ACTIVITY » Retype the listing exactly; omit pictures.

──────── PROVIDED MATERIAL ────────

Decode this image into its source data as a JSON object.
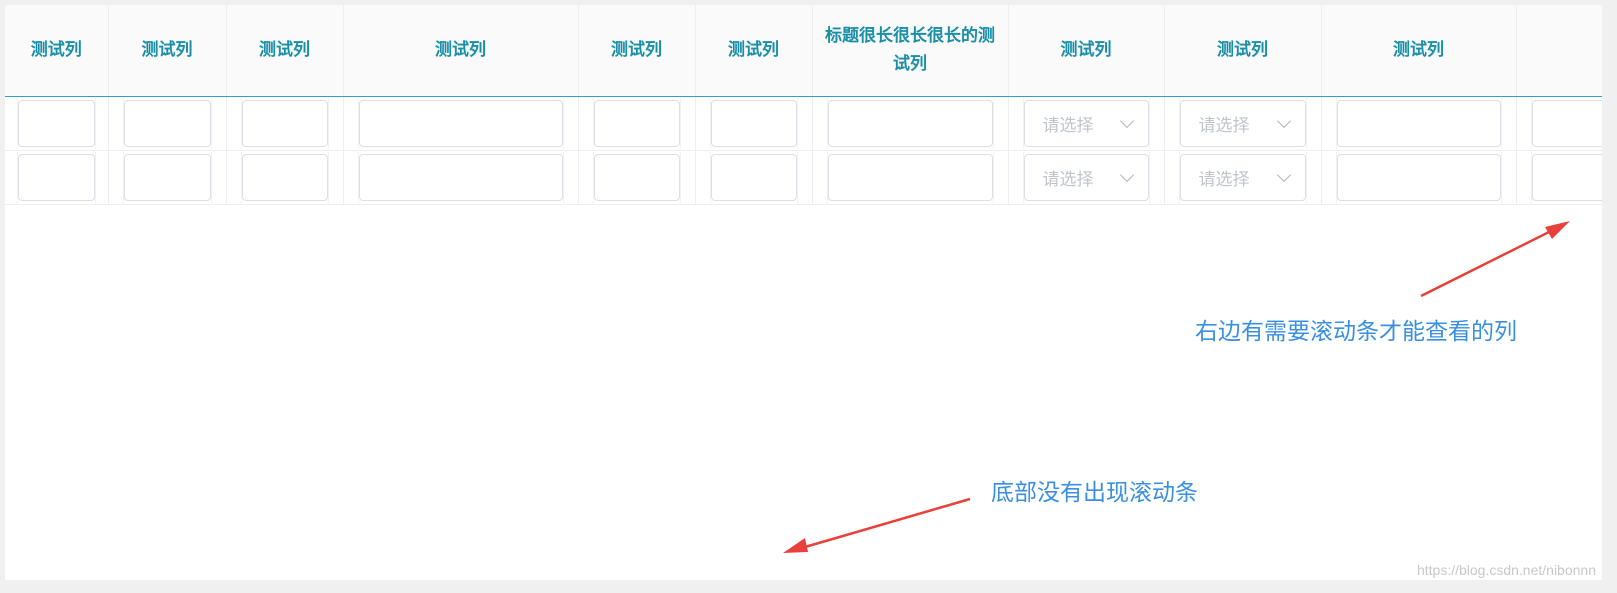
{
  "table": {
    "columns": [
      {
        "label": "测试列",
        "type": "input"
      },
      {
        "label": "测试列",
        "type": "input"
      },
      {
        "label": "测试列",
        "type": "input"
      },
      {
        "label": "测试列",
        "type": "input"
      },
      {
        "label": "测试列",
        "type": "input"
      },
      {
        "label": "测试列",
        "type": "input"
      },
      {
        "label": "标题很长很长很长的测试列",
        "type": "input"
      },
      {
        "label": "测试列",
        "type": "select"
      },
      {
        "label": "测试列",
        "type": "select"
      },
      {
        "label": "测试列",
        "type": "input"
      },
      {
        "label": "",
        "type": "input"
      }
    ],
    "rows": [
      {
        "select_placeholder": "请选择"
      },
      {
        "select_placeholder": "请选择"
      }
    ]
  },
  "annotations": {
    "right_note": "右边有需要滚动条才能查看的列",
    "bottom_note": "底部没有出现滚动条"
  },
  "watermark": "https://blog.csdn.net/nibonnn",
  "colors": {
    "header_text": "#1a8fa8",
    "annotation_text": "#3a8fe0",
    "arrow": "#e8403a",
    "placeholder": "#c0c4cc"
  }
}
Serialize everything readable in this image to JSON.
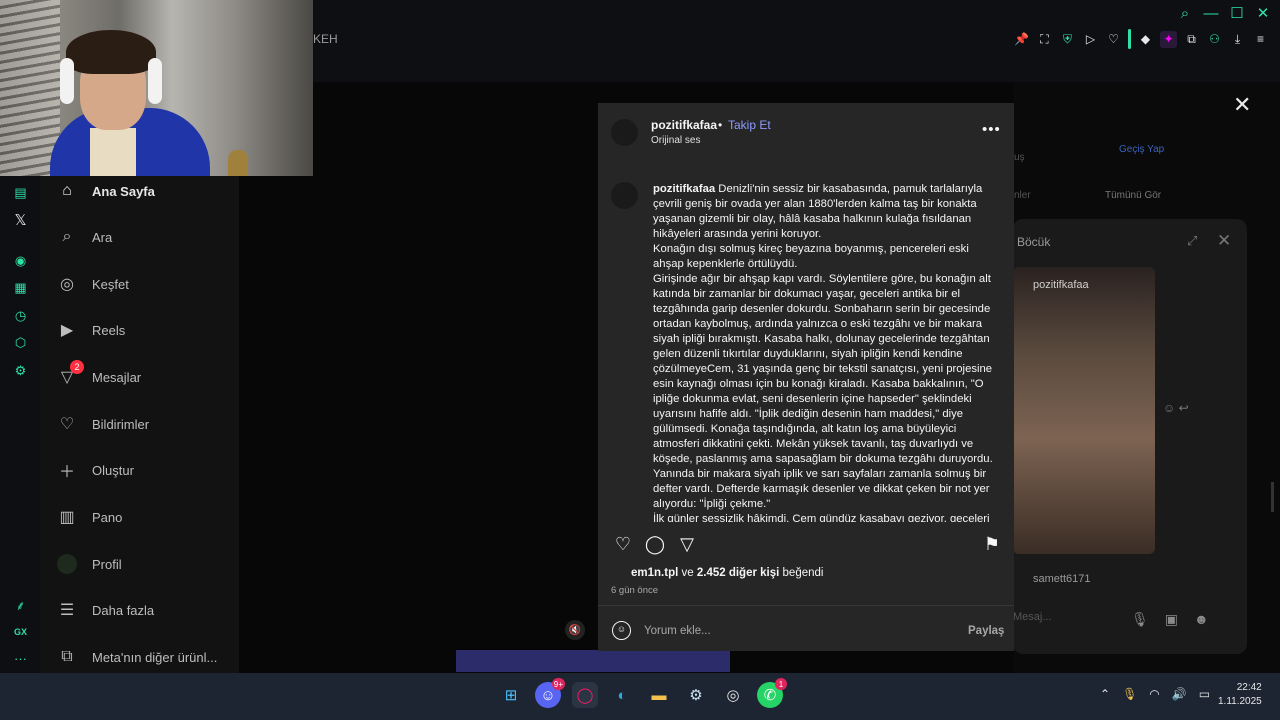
{
  "browser": {
    "tab_fragment": "KEH"
  },
  "rail": {
    "gx_label": "GX",
    "more_label": "···"
  },
  "nav": {
    "home": "Ana Sayfa",
    "search": "Ara",
    "explore": "Keşfet",
    "reels": "Reels",
    "messages": "Mesajlar",
    "messages_badge": "2",
    "notifications": "Bildirimler",
    "create": "Oluştur",
    "dashboard": "Pano",
    "profile": "Profil",
    "more": "Daha fazla",
    "meta": "Meta'nın diğer ürünl..."
  },
  "background": {
    "switch": "Geçiş Yap",
    "see_all": "Tümünü Gör",
    "frag1": "uş",
    "frag2": "nler"
  },
  "chat": {
    "title": "Böcük",
    "video_user": "pozitifkafaa",
    "reply_user": "samett6171",
    "input_placeholder": "Mesaj..."
  },
  "post": {
    "username": "pozitifkafaa",
    "dot": "•",
    "follow": "Takip Et",
    "audio": "Orijinal ses",
    "caption_user": "pozitifkafaa",
    "caption_text": "Denizli'nin sessiz bir kasabasında, pamuk tarlalarıyla çevrili geniş bir ovada yer alan 1880'lerden kalma taş bir konakta yaşanan gizemli bir olay, hâlâ kasaba halkının kulağa fısıldanan hikâyeleri arasında yerini koruyor.",
    "caption_p2": "Konağın dışı solmuş kireç beyazına boyanmış, pencereleri eski ahşap kepenklerle örtülüydü.",
    "caption_p3": "Girişinde ağır bir ahşap kapı vardı. Söylentilere göre, bu konağın alt katında bir zamanlar bir dokumacı yaşar, geceleri antika bir el tezgâhında garip desenler dokurdu. Sonbaharın serin bir gecesinde ortadan kaybolmuş, ardında yalnızca o eski tezgâhı ve bir makara siyah ipliği bırakmıştı. Kasaba halkı, dolunay gecelerinde tezgâhtan gelen düzenli tıkırtılar duyduklarını, siyah ipliğin kendi kendine çözülmeyeCem, 31 yaşında genç bir tekstil sanatçısı, yeni projesine esin kaynağı olması için bu konağı kiraladı. Kasaba bakkalının, \"O ipliğe dokunma evlat, seni desenlerin içine hapseder\" şeklindeki uyarısını hafife aldı. \"İplik dediğin desenin ham maddesi,\" diye gülümsedi. Konağa taşındığında, alt katın loş ama büyüleyici atmosferi dikkatini çekti. Mekân yüksek tavanlı, taş duvarlıydı ve köşede, paslanmış ama sapasağlam bir dokuma tezgâhı duruyordu. Yanında bir makara siyah iplik ve sarı sayfaları zamanla solmuş bir defter vardı. Defterde karmaşık desenler ve dikkat çeken bir not yer alıyordu: \"İpliği çekme.\"",
    "caption_p4": "İlk günler sessizlik hâkimdi. Cem gündüz kasabayı geziyor, geceleri",
    "likes_user": "em1n.tpl",
    "likes_and": "ve",
    "likes_count": "2.452 diğer kişi",
    "likes_suffix": "beğendi",
    "time": "6 gün önce",
    "comment_placeholder": "Yorum ekle...",
    "share": "Paylaş"
  },
  "taskbar": {
    "discord_badge": "9+",
    "whatsapp_badge": "1",
    "time": "22:42",
    "date": "1.11.2025"
  }
}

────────

REPLY »
Decode this image into its source data as a JSON object.
{
  "table": {
    "columns": [
      {
        "label": "测试列",
        "type": "input"
      },
      {
        "label": "测试列",
        "type": "input"
      },
      {
        "label": "测试列",
        "type": "input"
      },
      {
        "label": "测试列",
        "type": "input"
      },
      {
        "label": "测试列",
        "type": "input"
      },
      {
        "label": "测试列",
        "type": "input"
      },
      {
        "label": "标题很长很长很长的测试列",
        "type": "input"
      },
      {
        "label": "测试列",
        "type": "select"
      },
      {
        "label": "测试列",
        "type": "select"
      },
      {
        "label": "测试列",
        "type": "input"
      },
      {
        "label": "",
        "type": "input"
      }
    ],
    "rows": [
      {
        "select_placeholder": "请选择"
      },
      {
        "select_placeholder": "请选择"
      }
    ]
  },
  "annotations": {
    "right_note": "右边有需要滚动条才能查看的列",
    "bottom_note": "底部没有出现滚动条"
  },
  "watermark": "https://blog.csdn.net/nibonnn",
  "colors": {
    "header_text": "#1a8fa8",
    "annotation_text": "#3a8fe0",
    "arrow": "#e8403a",
    "placeholder": "#c0c4cc"
  }
}
Serialize everything readable in this image to JSON.
{
  "browser": {
    "tab_fragment": "KEH"
  },
  "rail": {
    "gx_label": "GX",
    "more_label": "···"
  },
  "nav": {
    "home": "Ana Sayfa",
    "search": "Ara",
    "explore": "Keşfet",
    "reels": "Reels",
    "messages": "Mesajlar",
    "messages_badge": "2",
    "notifications": "Bildirimler",
    "create": "Oluştur",
    "dashboard": "Pano",
    "profile": "Profil",
    "more": "Daha fazla",
    "meta": "Meta'nın diğer ürünl..."
  },
  "background": {
    "switch": "Geçiş Yap",
    "see_all": "Tümünü Gör",
    "frag1": "uş",
    "frag2": "nler"
  },
  "chat": {
    "title": "Böcük",
    "video_user": "pozitifkafaa",
    "reply_user": "samett6171",
    "input_placeholder": "Mesaj..."
  },
  "post": {
    "username": "pozitifkafaa",
    "dot": "•",
    "follow": "Takip Et",
    "audio": "Orijinal ses",
    "caption_user": "pozitifkafaa",
    "caption_text": "Denizli'nin sessiz bir kasabasında, pamuk tarlalarıyla çevrili geniş bir ovada yer alan 1880'lerden kalma taş bir konakta yaşanan gizemli bir olay, hâlâ kasaba halkının kulağa fısıldanan hikâyeleri arasında yerini koruyor.",
    "caption_p2": "Konağın dışı solmuş kireç beyazına boyanmış, pencereleri eski ahşap kepenklerle örtülüydü.",
    "caption_p3": "Girişinde ağır bir ahşap kapı vardı. Söylentilere göre, bu konağın alt katında bir zamanlar bir dokumacı yaşar, geceleri antika bir el tezgâhında garip desenler dokurdu. Sonbaharın serin bir gecesinde ortadan kaybolmuş, ardında yalnızca o eski tezgâhı ve bir makara siyah ipliği bırakmıştı. Kasaba halkı, dolunay gecelerinde tezgâhtan gelen düzenli tıkırtılar duyduklarını, siyah ipliğin kendi kendine çözülmeyeCem, 31 yaşında genç bir tekstil sanatçısı, yeni projesine esin kaynağı olması için bu konağı kiraladı. Kasaba bakkalının, \"O ipliğe dokunma evlat, seni desenlerin içine hapseder\" şeklindeki uyarısını hafife aldı. \"İplik dediğin desenin ham maddesi,\" diye gülümsedi. Konağa taşındığında, alt katın loş ama büyüleyici atmosferi dikkatini çekti. Mekân yüksek tavanlı, taş duvarlıydı ve köşede, paslanmış ama sapasağlam bir dokuma tezgâhı duruyordu. Yanında bir makara siyah iplik ve sarı sayfaları zamanla solmuş bir defter vardı. Defterde karmaşık desenler ve dikkat çeken bir not yer alıyordu: \"İpliği çekme.\"",
    "caption_p4": "İlk günler sessizlik hâkimdi. Cem gündüz kasabayı geziyor, geceleri",
    "likes_user": "em1n.tpl",
    "likes_and": "ve",
    "likes_count": "2.452 diğer kişi",
    "likes_suffix": "beğendi",
    "time": "6 gün önce",
    "comment_placeholder": "Yorum ekle...",
    "share": "Paylaş"
  },
  "taskbar": {
    "discord_badge": "9+",
    "whatsapp_badge": "1",
    "time": "22:42",
    "date": "1.11.2025"
  }
}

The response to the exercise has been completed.